Press the seam allowance downwards towards the body and understitch.
Press the flounce over to the RS of your dress with the seamline rolled and pressed to the inside. This is now the dress top edge.
Stitching the elastic channel
Measure your elastic. We used 1.5cm (5⁄8in) wide elastic and wouldn’t suggest going much narrower than that. If you have elastic that is wider, you can safely trim it down by cutting along the grooves as it doesn’t fray!
The channel for your elastic needs to be 3-4mm (1⁄8in) wider than your elastic. Sewing through both the flounce and the main body, on the WS, sew a line of stitching 2cm (¾in) away from the folded edge, all the way around the top of the dress, but leaving a 7.5cm (3in) gap in which to insert the elastic. Reverse stitch either side of this to secure the stitching.
Inserting the elastic
Using a safety pin, thread the elastic into the gap you left and through the channel. This is accessible under the flounce from the RS of the garment. The important thing here is to ensure that the elastic doesn’t twist in any way as you feed it through.
When the elastic emerges the other side of the gap you left, try the dress on and stretch the elastic until it’s comfortable and secure above your bust but not too tight.

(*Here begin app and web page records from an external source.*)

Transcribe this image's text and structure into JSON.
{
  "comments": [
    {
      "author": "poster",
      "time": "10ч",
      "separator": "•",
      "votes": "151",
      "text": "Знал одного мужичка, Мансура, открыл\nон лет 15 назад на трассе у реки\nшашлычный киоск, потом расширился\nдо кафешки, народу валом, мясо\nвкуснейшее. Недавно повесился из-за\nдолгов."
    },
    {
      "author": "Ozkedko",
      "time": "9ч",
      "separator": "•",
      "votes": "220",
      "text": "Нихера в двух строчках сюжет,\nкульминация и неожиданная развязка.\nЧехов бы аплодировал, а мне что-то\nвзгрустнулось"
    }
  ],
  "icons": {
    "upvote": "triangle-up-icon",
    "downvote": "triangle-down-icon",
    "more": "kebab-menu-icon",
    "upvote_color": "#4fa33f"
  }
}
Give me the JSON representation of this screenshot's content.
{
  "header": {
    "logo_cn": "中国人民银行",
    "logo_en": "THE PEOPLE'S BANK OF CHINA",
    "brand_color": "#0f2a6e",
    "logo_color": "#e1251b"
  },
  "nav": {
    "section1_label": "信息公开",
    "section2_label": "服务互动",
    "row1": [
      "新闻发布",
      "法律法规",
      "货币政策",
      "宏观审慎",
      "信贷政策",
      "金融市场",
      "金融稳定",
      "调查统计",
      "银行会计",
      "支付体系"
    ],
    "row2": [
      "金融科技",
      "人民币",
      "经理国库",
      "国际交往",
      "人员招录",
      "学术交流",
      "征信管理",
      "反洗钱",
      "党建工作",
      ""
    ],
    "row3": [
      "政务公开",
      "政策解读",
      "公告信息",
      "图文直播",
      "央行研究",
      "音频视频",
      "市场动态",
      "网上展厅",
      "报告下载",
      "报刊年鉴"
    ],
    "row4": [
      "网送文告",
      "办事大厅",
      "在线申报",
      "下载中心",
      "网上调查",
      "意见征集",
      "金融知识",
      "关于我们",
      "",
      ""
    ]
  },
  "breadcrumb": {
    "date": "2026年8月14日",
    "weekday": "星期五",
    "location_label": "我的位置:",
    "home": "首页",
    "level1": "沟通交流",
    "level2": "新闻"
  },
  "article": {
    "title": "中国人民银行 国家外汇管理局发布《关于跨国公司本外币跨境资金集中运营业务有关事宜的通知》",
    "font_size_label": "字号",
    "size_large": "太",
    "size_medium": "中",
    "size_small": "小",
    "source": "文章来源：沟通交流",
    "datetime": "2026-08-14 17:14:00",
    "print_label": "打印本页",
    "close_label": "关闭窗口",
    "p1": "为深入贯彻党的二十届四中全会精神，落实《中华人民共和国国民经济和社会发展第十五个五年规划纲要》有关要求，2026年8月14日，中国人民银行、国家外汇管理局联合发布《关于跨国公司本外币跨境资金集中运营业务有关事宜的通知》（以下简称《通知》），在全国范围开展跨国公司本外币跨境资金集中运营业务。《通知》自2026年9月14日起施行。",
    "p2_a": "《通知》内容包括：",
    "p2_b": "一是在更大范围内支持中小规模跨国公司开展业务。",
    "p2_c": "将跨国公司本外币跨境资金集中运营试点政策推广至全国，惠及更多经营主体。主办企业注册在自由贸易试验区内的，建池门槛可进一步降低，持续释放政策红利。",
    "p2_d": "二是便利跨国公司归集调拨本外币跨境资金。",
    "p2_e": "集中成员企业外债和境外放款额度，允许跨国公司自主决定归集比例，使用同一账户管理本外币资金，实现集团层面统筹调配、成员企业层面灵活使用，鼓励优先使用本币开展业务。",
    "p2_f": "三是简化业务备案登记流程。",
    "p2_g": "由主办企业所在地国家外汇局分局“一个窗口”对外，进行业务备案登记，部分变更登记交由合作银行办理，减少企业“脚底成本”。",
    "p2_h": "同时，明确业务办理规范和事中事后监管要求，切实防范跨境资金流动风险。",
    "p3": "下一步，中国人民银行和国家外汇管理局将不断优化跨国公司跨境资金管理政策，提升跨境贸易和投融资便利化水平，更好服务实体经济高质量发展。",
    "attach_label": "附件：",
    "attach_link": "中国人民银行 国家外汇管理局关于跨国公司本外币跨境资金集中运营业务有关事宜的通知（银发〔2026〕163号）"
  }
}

Mark the point at which the elastic meets on both sides then stitch the elastic together with a zigzag at those points.
Topstitch the gap closed to hold the elastic inside.
Hemming the dress
Hem the bottom of the flounce by finishing the raw edge then turning it over by 1.5cm (5⁄8in) to the WS and stitching in place.
Try the dress on. If you’d like it to be shorter, trim it to 1.5cm (5⁄8in) longer than you want the final length to be, then hem as before.
We unpicked a section of the skirt seam at the bottom to create a split as an extra design detail, before hemming. This can be at the back, or to the side, but you need to decide which before adding the optional straps.
Making the tie
You can wear a belt or make a matching fabric tie. This wraps around twice and ties obi-style. Cut two strips of fabric, 10x150cm (4x60in) then join them RS together to create one long strip.
Fold the strip in half lengthways with RS facing and sew together along the long edge, leaving a 7.5cm (3in) gap for turning.
Sew the short ends at a diagonal then trim the seams and clip the corners.
Turn RS out, press, and topstitch the opening closed.
Making the straps
The straps are optional if you want the extra security, to cover bra straps or just because you like the way they look. Even after you attach them you can choose to tuck them away and wear the dress strapless. Cut four strips 5x40cm (2x16in).
Fold each strip in half lengthways with RS facing then sew together along the long edge and one short edge.
Turn RS out and press.
Try the dress on and pin the straps to the inside of the top edge of your dress at the front and back so they are opposite in a position that sits well on you.
Stitch into place on the inside of the dress for a neat finish.
You’ve finished! We hope you enjoyed making this easy maxi dress pattern.